As any attorney who has ever participated in on-campus recruiting is no doubt aware, grades are an extremely important criterion that firms use in the hiring of junior attorneys. Grades are far more important for law students than junior attorneys. Indeed, at no other point in your career will your grades be more important than when you are looking for work just out of law school.
One of the main reasons that grades are emphasized so much for law students is that firms have very little else to go on when they are making hiring decisions. Firms can look at your college and your performance there. Firms can look at what activities you participated in during law school. Firms can also judge how much they like you. Nevertheless, in terms of judging how serious you are about law school and how much aptitude you show for the practice of law, grades are generally the most important standard that firms use in the hiring of law students.

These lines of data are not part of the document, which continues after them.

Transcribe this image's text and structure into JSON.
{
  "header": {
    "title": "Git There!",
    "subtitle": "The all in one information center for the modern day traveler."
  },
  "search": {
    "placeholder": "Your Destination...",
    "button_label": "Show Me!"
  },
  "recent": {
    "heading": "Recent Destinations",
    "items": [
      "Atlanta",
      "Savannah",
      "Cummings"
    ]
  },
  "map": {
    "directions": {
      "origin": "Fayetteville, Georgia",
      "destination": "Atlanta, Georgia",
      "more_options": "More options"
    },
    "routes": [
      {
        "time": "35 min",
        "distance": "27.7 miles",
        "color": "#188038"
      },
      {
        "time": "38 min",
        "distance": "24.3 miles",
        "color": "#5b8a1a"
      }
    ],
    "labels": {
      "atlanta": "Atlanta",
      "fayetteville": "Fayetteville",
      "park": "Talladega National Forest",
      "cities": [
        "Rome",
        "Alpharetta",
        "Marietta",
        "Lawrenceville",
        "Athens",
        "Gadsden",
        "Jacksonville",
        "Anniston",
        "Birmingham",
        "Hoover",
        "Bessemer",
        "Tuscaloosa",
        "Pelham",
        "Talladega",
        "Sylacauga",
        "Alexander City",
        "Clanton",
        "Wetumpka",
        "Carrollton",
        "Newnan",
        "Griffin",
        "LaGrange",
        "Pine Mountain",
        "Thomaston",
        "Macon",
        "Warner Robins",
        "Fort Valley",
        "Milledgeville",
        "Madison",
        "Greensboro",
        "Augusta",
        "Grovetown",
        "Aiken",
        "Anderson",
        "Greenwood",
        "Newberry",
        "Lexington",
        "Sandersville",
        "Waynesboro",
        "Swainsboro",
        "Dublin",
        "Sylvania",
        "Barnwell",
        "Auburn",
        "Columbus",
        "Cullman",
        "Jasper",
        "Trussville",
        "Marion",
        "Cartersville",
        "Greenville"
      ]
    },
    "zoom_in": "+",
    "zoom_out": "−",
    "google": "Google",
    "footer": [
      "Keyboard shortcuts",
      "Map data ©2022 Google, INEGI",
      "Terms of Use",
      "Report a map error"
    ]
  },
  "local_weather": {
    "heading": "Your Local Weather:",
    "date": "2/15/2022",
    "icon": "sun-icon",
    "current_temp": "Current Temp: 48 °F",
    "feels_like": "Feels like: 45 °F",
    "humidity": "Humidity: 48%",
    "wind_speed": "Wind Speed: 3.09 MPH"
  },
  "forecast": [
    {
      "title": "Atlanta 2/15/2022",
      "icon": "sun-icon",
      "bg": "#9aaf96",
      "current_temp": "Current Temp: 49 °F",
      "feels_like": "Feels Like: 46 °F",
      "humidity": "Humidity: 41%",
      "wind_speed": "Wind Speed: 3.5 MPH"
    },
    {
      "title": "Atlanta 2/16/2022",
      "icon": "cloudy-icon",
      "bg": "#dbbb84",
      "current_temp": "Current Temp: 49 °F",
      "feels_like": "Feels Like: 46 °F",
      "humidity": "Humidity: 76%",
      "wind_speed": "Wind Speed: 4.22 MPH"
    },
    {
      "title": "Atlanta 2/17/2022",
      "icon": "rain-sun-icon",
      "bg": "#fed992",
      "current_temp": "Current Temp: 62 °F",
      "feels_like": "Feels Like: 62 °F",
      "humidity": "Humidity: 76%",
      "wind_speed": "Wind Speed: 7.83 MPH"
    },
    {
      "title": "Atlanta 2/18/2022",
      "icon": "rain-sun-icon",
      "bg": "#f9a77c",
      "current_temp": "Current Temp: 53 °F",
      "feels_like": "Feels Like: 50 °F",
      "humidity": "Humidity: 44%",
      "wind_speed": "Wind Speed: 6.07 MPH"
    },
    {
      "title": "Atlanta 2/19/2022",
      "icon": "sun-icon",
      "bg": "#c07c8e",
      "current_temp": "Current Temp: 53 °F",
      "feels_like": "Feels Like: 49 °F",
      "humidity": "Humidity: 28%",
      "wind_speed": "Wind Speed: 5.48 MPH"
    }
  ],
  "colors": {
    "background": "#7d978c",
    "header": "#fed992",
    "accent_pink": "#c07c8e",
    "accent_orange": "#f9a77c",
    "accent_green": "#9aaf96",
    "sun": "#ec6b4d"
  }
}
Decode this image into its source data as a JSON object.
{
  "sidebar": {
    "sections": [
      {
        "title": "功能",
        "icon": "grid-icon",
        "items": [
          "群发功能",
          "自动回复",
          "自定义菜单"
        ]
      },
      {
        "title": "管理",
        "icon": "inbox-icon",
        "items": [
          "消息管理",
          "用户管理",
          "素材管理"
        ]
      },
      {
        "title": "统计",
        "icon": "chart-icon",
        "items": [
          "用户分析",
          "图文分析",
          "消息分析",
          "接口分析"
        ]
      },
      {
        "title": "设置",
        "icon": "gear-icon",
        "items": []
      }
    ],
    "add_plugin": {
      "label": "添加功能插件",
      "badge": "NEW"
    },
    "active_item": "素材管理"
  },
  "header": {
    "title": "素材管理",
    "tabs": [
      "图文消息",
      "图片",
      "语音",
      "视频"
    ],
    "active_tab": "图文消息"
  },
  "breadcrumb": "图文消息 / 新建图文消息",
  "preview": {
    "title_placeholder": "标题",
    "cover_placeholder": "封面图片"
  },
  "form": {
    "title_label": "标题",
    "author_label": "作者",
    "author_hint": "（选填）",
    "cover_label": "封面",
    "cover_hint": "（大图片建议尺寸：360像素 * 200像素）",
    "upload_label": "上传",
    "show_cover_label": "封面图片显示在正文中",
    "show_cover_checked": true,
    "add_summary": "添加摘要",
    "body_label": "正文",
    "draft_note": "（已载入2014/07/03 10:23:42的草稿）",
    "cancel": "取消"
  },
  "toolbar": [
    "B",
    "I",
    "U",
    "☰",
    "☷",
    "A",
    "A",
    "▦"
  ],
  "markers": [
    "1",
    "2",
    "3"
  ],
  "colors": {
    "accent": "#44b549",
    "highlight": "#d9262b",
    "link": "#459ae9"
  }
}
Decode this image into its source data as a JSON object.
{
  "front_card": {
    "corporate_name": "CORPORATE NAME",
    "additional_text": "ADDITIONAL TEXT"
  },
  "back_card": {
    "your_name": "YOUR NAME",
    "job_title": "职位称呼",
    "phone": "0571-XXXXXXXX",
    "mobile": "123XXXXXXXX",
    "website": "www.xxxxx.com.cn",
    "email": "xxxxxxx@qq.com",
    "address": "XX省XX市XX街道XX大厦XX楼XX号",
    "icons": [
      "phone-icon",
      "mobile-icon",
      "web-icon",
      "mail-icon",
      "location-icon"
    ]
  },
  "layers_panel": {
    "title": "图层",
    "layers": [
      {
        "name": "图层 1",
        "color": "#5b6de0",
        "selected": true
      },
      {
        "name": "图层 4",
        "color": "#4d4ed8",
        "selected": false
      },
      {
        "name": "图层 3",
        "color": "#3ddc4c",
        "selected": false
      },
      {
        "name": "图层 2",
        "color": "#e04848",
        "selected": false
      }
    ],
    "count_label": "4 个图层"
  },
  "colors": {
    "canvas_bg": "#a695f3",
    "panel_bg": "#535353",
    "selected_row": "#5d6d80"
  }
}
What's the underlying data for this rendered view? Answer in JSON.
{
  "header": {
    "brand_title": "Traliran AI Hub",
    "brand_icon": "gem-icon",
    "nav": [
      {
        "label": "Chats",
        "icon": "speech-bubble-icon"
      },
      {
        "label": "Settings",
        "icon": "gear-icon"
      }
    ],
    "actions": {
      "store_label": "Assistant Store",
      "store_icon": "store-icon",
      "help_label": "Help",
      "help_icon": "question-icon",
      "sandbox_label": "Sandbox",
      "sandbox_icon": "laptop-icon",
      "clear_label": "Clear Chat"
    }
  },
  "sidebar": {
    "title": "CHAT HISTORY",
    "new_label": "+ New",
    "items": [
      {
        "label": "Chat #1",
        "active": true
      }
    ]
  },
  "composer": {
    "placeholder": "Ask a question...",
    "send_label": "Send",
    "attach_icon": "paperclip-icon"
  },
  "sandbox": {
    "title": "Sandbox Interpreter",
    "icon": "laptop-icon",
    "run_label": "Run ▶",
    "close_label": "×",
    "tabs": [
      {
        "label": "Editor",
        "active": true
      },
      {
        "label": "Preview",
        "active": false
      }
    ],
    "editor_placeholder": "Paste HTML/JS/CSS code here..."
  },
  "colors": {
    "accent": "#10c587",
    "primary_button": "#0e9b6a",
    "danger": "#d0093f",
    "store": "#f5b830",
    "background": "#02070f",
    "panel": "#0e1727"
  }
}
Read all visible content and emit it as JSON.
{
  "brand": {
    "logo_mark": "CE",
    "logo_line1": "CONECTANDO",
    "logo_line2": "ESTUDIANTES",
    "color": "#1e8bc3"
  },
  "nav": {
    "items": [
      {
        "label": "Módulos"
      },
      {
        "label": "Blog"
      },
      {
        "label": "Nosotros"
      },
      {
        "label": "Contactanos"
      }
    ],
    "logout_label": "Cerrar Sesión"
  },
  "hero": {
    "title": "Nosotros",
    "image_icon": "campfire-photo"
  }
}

In many respects, this is somewhat understandable, and there is support for firms’ taking law students’ grades so seriously. For example, several studies have been done that have shown that your LSAT score – and not undergraduate grade point average – is the best predictor of your academic performance in your first year of law school. Similarly, there have been studies done that show that your performance in your first year of law school (and not during your second and third years) is the best predictor of whether you will pass your state’s bar exam on the first attempt.
The largest and most prestigious firms typically have the most stringent grade cutoffs for law students. In addition, the firms that do on-campus recruiting at your law school also tend to place a great deal of emphasis on grades due to the fact that they can compare the transcripts of many students at one time. Many large national firms will only consider graduates in the top 5% from some national law schools, yet they will consider the upper 50% in the hiring of law students from the very top national law schools. The importance of your grades will generally increase as you go down the law school ranking ladder. For example, if you attended Yale Law School, your grades will be much less important to most law firms than they would be if you attended a fourth-tier law school.